Content starts
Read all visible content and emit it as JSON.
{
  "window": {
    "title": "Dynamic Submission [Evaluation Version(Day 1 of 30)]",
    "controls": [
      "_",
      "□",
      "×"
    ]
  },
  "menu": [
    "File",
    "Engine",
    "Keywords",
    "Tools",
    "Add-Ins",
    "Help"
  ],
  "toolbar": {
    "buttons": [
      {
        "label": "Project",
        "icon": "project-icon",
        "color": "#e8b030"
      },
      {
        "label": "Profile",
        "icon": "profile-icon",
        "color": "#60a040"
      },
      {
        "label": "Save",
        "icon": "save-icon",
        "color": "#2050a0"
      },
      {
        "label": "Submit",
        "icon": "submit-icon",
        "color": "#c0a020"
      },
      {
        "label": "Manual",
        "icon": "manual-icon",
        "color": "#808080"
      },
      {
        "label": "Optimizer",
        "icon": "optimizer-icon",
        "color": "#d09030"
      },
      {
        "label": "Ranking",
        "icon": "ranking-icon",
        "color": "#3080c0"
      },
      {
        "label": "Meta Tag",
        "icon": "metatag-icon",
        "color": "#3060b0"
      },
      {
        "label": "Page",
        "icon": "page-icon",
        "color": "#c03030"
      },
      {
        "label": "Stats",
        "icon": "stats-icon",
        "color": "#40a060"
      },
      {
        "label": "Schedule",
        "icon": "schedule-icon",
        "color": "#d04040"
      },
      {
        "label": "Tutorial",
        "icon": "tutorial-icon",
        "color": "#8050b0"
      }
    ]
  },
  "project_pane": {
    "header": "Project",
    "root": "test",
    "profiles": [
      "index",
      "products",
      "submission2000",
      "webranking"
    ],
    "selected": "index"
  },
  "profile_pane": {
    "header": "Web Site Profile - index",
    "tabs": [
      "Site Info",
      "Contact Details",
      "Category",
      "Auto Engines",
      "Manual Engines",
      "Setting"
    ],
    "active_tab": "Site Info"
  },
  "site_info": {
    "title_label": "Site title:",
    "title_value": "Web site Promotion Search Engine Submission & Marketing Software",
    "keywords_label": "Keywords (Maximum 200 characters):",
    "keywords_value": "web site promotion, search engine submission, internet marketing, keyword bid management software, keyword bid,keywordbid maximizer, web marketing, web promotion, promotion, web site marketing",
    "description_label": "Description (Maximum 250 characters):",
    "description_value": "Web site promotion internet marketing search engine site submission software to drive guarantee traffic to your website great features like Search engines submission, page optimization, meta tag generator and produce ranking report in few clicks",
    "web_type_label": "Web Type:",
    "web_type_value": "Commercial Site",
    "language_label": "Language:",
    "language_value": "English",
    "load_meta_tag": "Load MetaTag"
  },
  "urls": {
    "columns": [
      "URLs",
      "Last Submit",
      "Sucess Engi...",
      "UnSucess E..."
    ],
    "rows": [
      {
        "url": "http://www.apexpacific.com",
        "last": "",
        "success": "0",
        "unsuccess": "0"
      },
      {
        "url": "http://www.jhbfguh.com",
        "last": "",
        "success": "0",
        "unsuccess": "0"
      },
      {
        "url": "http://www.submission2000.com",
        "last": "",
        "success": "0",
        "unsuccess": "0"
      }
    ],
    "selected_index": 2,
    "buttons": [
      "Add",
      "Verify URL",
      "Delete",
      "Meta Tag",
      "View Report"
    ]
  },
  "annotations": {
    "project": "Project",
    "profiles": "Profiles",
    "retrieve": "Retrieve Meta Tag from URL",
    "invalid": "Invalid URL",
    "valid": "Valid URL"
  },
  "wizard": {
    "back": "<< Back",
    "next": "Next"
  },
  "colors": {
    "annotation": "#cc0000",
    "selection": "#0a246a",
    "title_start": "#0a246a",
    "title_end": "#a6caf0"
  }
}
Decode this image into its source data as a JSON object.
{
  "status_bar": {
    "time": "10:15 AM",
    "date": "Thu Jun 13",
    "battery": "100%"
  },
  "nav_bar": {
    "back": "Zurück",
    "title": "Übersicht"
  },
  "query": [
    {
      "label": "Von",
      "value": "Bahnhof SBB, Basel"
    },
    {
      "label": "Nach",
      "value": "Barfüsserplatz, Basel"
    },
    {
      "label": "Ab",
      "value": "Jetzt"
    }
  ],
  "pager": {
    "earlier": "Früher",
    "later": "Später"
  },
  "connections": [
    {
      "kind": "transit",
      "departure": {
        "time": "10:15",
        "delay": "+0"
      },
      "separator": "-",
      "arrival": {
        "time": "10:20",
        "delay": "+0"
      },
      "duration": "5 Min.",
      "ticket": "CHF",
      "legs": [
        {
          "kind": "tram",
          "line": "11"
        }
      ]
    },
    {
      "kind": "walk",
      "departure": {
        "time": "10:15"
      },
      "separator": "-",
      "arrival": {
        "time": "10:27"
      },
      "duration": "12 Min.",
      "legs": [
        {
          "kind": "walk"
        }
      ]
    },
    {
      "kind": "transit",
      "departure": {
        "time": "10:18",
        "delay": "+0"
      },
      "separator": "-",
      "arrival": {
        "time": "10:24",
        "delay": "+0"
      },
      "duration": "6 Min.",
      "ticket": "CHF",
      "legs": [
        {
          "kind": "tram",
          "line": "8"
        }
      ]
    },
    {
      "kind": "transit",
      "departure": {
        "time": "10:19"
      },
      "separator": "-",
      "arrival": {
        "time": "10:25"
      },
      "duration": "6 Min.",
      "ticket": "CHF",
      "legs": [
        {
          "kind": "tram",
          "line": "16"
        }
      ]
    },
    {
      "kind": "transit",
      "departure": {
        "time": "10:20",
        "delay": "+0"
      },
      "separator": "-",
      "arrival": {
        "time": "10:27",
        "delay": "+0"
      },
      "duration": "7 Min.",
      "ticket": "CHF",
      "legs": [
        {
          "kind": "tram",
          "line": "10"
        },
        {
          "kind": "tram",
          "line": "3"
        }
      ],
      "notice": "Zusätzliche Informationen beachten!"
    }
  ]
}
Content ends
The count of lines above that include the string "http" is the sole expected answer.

3